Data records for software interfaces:
^^^^

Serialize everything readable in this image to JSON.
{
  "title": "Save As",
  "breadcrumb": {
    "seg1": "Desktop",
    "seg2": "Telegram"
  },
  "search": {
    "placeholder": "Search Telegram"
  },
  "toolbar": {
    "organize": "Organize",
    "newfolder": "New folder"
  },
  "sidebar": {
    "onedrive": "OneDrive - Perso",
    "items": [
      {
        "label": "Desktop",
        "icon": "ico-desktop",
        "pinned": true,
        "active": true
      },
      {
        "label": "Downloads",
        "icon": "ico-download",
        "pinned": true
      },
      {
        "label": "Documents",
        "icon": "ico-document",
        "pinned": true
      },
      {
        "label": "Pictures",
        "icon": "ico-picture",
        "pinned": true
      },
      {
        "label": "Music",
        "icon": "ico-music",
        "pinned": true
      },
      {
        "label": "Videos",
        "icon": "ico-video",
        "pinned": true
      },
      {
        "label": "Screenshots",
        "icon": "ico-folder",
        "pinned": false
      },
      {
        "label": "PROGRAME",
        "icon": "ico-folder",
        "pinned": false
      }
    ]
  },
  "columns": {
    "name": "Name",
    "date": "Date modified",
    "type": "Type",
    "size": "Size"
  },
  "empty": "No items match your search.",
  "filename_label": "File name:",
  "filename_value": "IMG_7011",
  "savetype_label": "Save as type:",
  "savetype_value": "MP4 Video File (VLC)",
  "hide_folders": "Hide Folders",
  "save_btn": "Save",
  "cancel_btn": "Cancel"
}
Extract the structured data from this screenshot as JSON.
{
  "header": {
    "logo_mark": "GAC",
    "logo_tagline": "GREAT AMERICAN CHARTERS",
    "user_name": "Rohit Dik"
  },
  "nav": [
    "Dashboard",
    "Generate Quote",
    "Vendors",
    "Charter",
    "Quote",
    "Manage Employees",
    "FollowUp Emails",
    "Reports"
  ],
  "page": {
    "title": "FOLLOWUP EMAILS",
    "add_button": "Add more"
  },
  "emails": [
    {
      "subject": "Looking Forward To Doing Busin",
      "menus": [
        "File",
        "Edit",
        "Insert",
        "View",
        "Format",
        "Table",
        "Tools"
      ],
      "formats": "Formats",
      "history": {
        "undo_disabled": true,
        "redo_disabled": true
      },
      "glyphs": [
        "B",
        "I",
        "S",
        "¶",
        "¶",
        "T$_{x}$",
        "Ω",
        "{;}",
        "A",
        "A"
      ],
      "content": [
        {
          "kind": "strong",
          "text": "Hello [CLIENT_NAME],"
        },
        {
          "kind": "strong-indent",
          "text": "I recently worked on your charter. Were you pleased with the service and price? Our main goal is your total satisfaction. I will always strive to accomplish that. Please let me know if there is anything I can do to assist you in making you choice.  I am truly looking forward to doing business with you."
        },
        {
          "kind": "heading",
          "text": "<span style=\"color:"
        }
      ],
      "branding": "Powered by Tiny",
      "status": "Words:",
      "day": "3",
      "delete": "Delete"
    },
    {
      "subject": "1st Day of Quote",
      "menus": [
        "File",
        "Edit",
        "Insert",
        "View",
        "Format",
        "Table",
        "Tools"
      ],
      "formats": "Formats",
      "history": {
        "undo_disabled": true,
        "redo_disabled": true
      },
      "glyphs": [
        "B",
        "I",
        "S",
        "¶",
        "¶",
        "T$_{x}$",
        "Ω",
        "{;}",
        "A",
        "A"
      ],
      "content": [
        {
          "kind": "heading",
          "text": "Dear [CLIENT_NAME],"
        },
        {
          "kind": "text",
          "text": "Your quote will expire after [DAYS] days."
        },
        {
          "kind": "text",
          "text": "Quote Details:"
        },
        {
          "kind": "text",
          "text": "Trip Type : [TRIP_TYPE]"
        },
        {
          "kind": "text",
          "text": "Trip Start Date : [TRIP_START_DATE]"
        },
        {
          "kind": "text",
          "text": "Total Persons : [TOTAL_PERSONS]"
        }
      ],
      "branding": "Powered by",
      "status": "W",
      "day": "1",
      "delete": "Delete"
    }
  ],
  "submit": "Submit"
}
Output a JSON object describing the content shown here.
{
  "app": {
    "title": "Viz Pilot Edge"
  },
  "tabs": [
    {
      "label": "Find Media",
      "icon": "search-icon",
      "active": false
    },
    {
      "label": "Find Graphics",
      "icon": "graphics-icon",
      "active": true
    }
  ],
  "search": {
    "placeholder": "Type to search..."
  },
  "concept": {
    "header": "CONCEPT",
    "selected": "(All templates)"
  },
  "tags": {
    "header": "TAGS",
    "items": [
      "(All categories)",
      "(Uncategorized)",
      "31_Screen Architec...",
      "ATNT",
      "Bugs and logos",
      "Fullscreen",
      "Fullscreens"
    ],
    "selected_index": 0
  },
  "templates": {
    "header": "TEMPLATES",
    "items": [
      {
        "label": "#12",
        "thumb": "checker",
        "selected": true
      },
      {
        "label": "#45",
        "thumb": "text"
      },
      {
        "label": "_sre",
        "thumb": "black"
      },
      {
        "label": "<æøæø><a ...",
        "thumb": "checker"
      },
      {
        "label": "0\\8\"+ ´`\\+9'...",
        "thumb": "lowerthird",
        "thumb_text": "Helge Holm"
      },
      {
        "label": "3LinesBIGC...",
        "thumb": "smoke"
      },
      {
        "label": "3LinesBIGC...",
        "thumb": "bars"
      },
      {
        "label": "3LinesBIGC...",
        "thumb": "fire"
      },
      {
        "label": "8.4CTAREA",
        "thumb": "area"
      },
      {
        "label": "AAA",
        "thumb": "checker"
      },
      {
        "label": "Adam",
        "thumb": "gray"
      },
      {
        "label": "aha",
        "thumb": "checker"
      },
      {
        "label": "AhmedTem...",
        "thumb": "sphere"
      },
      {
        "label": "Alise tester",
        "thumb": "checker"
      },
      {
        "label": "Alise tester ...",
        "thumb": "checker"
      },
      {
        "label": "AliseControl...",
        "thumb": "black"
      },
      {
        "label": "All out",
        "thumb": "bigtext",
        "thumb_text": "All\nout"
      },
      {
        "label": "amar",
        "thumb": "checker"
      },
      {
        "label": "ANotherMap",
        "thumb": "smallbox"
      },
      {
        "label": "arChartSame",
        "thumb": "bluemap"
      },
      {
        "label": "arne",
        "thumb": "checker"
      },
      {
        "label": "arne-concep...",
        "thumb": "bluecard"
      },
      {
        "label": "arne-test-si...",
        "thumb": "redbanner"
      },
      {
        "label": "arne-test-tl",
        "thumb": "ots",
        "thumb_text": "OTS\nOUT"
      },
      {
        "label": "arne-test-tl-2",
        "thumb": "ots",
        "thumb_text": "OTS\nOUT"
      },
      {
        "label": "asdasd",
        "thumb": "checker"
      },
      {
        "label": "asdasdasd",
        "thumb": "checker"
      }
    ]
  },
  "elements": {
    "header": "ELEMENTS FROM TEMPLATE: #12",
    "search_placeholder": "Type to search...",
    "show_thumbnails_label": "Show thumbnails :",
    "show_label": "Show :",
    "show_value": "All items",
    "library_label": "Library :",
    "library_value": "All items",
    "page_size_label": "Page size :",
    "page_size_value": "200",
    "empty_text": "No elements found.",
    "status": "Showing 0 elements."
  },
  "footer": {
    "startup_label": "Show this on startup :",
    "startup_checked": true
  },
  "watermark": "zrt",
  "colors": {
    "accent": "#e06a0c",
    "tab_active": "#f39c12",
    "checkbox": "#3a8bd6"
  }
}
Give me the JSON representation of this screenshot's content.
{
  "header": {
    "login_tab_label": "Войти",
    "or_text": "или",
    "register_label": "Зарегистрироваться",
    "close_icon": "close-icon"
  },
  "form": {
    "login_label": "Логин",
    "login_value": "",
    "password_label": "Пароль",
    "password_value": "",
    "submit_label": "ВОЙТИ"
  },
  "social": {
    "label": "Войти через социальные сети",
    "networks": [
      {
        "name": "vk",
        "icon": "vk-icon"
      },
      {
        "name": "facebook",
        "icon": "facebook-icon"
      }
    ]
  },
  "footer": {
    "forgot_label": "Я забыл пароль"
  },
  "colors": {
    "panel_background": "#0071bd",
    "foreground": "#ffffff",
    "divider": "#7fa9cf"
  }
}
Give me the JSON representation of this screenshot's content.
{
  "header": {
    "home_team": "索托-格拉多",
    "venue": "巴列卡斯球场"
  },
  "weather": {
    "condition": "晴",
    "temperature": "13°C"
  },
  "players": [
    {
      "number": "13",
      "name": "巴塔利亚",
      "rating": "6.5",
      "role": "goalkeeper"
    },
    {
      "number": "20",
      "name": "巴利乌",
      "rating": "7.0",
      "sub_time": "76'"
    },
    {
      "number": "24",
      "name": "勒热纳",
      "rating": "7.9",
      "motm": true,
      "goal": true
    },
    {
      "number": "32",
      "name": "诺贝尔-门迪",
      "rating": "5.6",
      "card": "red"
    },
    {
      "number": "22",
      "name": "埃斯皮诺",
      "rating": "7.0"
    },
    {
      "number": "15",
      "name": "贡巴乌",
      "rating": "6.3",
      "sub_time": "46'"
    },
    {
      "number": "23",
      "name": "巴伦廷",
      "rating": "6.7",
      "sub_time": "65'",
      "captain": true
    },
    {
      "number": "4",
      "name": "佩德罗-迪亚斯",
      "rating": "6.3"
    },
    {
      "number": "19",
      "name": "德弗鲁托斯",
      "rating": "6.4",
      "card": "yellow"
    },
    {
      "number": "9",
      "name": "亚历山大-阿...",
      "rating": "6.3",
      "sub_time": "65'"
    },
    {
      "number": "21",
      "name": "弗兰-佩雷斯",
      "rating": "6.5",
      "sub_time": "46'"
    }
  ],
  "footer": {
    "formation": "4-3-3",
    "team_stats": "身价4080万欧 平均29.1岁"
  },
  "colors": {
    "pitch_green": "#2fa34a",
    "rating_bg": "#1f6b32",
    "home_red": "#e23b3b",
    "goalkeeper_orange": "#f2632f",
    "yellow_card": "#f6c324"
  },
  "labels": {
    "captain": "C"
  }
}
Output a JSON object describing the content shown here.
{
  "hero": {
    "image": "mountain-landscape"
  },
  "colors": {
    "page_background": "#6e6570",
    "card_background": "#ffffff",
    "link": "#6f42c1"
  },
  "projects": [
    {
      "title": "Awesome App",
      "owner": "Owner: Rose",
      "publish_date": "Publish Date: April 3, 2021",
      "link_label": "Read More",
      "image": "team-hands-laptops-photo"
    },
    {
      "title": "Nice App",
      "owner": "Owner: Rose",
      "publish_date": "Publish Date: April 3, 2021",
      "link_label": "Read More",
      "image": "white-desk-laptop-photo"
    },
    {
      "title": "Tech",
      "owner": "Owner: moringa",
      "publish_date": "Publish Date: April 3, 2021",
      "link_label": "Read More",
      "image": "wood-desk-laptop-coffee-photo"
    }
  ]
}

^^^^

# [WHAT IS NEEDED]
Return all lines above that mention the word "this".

# [EXPECTED OUTPUT]
Serialize everything readable in this image to JSON.
Extract the structured data from this screenshot as JSON.
    "startup_label": "Show this on startup :",
Give me the JSON representation of this screenshot's content.
Give me the JSON representation of this screenshot's content.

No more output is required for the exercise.